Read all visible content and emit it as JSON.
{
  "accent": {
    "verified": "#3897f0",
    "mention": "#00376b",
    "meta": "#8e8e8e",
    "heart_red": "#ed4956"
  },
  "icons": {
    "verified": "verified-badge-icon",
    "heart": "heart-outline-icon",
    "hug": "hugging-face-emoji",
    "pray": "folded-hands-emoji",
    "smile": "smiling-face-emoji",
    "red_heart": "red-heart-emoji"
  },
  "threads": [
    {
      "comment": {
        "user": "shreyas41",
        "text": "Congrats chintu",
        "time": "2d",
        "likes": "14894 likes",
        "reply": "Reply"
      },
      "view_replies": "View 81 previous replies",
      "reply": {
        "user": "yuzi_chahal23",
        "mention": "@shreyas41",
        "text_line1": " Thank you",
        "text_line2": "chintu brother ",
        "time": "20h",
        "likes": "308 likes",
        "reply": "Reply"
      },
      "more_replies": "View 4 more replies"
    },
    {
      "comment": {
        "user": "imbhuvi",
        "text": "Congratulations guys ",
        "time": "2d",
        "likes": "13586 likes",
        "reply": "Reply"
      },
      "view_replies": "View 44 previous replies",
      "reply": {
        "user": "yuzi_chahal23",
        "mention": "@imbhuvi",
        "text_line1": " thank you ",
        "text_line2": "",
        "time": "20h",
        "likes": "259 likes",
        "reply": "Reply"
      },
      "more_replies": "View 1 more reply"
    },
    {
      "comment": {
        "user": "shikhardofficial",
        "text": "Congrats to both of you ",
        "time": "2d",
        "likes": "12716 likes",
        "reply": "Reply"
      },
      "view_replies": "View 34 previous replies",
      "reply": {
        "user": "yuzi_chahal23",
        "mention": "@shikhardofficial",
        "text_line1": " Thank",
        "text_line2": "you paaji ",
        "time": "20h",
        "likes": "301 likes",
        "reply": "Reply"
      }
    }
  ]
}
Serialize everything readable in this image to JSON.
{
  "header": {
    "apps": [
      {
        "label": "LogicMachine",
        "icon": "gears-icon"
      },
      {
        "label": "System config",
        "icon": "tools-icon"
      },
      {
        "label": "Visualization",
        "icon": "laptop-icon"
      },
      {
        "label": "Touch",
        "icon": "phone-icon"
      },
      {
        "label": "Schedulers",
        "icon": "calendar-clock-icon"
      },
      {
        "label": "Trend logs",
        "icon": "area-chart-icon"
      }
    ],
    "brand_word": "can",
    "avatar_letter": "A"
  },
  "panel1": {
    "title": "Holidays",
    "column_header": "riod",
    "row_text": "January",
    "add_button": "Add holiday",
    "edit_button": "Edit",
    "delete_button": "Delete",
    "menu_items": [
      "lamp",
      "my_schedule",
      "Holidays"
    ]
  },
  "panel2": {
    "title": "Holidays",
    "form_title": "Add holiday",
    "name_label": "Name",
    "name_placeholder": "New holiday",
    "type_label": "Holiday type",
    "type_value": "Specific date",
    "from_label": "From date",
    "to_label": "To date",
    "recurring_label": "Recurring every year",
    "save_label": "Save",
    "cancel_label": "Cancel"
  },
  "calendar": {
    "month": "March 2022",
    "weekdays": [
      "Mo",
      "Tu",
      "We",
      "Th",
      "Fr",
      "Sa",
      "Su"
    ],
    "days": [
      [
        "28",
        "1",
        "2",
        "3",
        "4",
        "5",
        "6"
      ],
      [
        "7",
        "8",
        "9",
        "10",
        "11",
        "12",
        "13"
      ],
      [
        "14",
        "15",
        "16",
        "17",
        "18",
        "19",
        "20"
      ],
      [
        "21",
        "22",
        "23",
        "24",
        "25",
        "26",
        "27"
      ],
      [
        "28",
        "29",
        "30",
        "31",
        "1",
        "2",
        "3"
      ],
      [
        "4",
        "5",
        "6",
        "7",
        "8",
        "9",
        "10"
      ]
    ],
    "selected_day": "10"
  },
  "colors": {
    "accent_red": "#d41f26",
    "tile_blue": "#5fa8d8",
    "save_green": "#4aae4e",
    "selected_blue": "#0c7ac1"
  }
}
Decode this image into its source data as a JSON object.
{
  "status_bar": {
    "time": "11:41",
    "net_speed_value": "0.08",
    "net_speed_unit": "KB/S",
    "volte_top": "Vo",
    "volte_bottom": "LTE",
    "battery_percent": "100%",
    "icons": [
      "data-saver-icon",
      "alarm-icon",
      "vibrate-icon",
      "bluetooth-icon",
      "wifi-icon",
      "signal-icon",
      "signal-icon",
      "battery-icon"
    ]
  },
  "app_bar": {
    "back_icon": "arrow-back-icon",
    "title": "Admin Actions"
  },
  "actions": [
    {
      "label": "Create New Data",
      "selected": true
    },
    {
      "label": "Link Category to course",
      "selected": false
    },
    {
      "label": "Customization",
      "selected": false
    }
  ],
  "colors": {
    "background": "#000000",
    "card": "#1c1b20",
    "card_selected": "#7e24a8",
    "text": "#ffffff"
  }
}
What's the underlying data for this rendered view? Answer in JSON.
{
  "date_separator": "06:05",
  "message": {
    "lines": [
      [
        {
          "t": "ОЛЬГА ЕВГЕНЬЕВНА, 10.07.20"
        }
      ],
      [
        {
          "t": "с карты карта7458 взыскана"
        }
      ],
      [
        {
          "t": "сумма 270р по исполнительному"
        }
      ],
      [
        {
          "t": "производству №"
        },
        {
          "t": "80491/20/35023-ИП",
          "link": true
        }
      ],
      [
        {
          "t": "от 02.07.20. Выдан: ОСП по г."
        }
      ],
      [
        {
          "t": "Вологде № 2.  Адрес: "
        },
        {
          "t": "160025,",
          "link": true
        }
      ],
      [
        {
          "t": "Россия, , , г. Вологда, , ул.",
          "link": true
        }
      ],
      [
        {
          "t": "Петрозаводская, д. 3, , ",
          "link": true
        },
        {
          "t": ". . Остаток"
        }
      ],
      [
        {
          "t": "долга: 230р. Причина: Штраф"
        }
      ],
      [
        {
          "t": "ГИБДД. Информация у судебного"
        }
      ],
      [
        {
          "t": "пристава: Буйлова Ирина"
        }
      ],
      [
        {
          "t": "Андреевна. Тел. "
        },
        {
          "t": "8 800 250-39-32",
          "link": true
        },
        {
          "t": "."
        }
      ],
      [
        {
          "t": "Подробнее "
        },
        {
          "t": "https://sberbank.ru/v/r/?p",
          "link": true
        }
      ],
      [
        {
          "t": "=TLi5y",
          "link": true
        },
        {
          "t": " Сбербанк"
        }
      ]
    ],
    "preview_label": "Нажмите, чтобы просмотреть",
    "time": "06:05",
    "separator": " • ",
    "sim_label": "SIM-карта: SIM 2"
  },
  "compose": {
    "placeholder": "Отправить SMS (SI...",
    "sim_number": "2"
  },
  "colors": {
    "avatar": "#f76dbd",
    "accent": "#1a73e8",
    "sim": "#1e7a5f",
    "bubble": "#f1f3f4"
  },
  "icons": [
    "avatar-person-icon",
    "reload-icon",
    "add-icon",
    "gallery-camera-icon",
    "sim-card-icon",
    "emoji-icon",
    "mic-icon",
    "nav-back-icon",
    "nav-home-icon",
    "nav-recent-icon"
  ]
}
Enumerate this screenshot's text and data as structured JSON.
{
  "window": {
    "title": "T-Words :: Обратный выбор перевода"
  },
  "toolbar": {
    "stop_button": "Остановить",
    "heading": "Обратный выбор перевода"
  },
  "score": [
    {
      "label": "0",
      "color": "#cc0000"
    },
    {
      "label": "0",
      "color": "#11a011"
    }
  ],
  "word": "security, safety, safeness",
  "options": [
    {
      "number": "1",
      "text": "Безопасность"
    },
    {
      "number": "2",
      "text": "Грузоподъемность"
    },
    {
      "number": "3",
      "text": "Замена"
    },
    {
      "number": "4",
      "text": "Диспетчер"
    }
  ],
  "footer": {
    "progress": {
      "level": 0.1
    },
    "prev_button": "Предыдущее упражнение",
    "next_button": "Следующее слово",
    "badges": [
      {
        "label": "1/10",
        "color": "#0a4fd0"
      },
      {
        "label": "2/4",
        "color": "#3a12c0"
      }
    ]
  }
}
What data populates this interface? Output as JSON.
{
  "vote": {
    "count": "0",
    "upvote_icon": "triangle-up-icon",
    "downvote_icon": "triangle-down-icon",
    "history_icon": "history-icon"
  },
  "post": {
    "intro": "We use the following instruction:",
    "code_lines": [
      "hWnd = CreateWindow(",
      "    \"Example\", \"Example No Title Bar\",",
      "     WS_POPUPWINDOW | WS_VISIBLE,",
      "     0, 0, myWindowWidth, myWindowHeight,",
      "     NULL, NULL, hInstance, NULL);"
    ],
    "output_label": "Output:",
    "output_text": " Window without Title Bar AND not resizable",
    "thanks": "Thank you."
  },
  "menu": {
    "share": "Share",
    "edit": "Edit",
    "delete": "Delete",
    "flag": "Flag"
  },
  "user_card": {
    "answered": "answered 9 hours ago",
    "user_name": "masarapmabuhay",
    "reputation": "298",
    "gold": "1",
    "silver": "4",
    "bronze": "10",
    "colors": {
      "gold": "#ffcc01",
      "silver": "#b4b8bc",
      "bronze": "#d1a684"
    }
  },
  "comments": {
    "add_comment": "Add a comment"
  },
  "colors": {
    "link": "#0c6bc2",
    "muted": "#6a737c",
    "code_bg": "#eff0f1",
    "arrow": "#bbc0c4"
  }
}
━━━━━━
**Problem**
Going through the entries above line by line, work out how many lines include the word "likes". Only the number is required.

**Result**
6